New Delhi, Jan 15: She was the faceless woman who bound a nation in concern and shame and made India a talking point across the world. A month after a young physiotherapy intern was gang-raped in the Indian capital and 18 days after she died of her injuries, the spotlight stays resolutely on India’s women and their status.
It was on the night of Dec 16 that the 23-year-old and her male friend got on to a bus in Delhi’s usually busy Munirka neighbourhood after watching a movie. After assaulting her for what seemed like hours, she was left battered and bleeding on the roadside with her friend, both stripped off their clothes. On Dec 29, she died in a Singapore hospital where she was taken for specialised treatment.
The incident touched a historic chord – one that still resonates. And the discussion has covered the entire spectrum – from the reasons for aggravated sexual assault and public response to issues of patriarchy and the law.
And in what many women hope will be the turning point in the fight for their rights, the horror of what happened to the young woman continues to occupy mindspace, debated endlessly in colleges and coffee shops, homes and offices.

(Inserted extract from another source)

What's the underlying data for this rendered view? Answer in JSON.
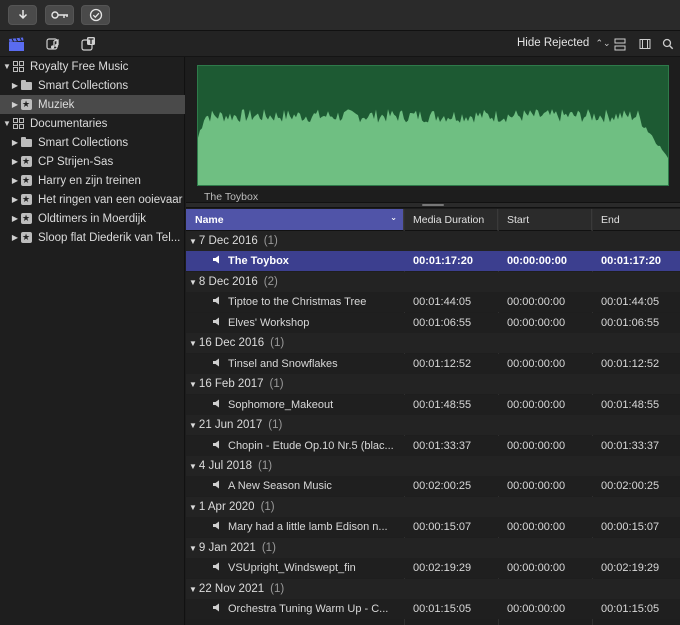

In an unprecedented development, the story hasn’t moved from the front pages and protests still continue, not just in Delhi but elsewhere in the country. Seldom before have Prime Minister Manmohan Singh and Congress president Sonia Gandhi spoken out on the need to improve safety for all of India’s women.
The safety of women in public spaces is the one issue that concerns every Indian family – from the richest, whose daughters and wives go clubbing, to the poorest, whose women go out to work.
It was also the one incident that put India on the front pages of the world’s newspapers, putting an unwelcome spotlight on the country’s patriarchal and feudal traditions, sitting uneasily with the India-on-the-move image.
The central government and those in the states, particularly Delhi, have indeed moved to stave off some of the criticism.
Two committees were set up, the Delhi government set up a helpline and put more police on the roads. Activists promised that the movement for change would not be allowed to fizzle out.
The young intern’s death, for which five men and a juvenile were quickly arrested, should not be in vain. Sensitisation has to be a continuum. Discussion on the way forward must continue.
As leading lawyer Vrinda Grover put it, this cannot be a one-off case.
“The case should not be looked at in isolation… it should become the benchmark of how rape cases should be handled,” Grover told IANS.
“And we should ask the government on the 16th of every month for a report card on the progress made on reform, on what they have done so far,” she added.
A month after the incident that shook the nation’s collective conscience, Kavita Krishnan of the All India Progressive Women’s Association said: “No, we will not let the movement peter out.”
One positive change that she noticed among many of the male protesters, Krishnan said, was their coming to terms with their “discomfort” of thinking of women as equals.
The protests, she said, had spurred a major movement among participants to set up anti-sexual harassment committees in their offices and colleges.
Vikas Sharma, a young protester, said: “The movement will never end till we have achieved our goal – till the anti-rape laws and anti-sexual harassment laws are made more stringent.”
He is a sales executive who said he manages to be present at Jantar Mantar, the 18th century observatory that became the epicentre of the protests.
The anger has been sustained. And it must continue to be so, many thousand Indians have resolved.